▼▼▼

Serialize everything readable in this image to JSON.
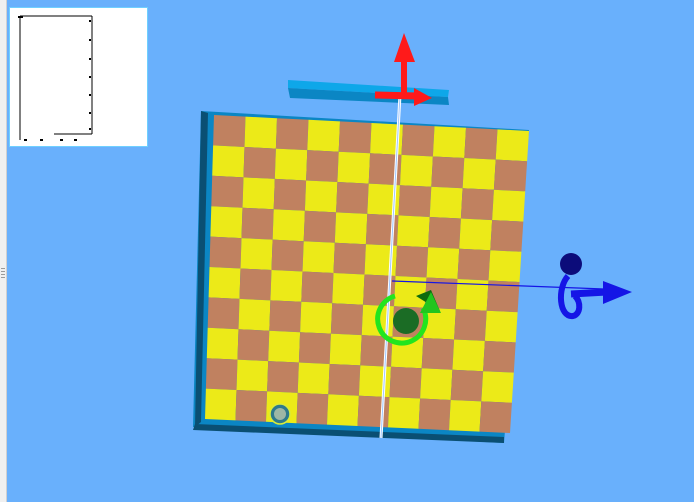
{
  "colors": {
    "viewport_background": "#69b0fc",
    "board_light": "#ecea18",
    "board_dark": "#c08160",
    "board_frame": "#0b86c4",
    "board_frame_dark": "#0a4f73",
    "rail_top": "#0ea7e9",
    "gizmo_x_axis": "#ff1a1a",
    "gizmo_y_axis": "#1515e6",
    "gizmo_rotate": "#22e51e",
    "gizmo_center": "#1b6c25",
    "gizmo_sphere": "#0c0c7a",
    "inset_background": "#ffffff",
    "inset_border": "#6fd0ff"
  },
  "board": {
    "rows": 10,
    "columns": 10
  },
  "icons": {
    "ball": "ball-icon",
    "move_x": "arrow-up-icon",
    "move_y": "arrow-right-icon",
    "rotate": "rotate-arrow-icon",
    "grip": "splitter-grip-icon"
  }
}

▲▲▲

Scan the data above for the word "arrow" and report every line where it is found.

* [Written response]:
    "move_x": "arrow-up-icon",
    "move_y": "arrow-right-icon",
    "rotate": "rotate-arrow-icon",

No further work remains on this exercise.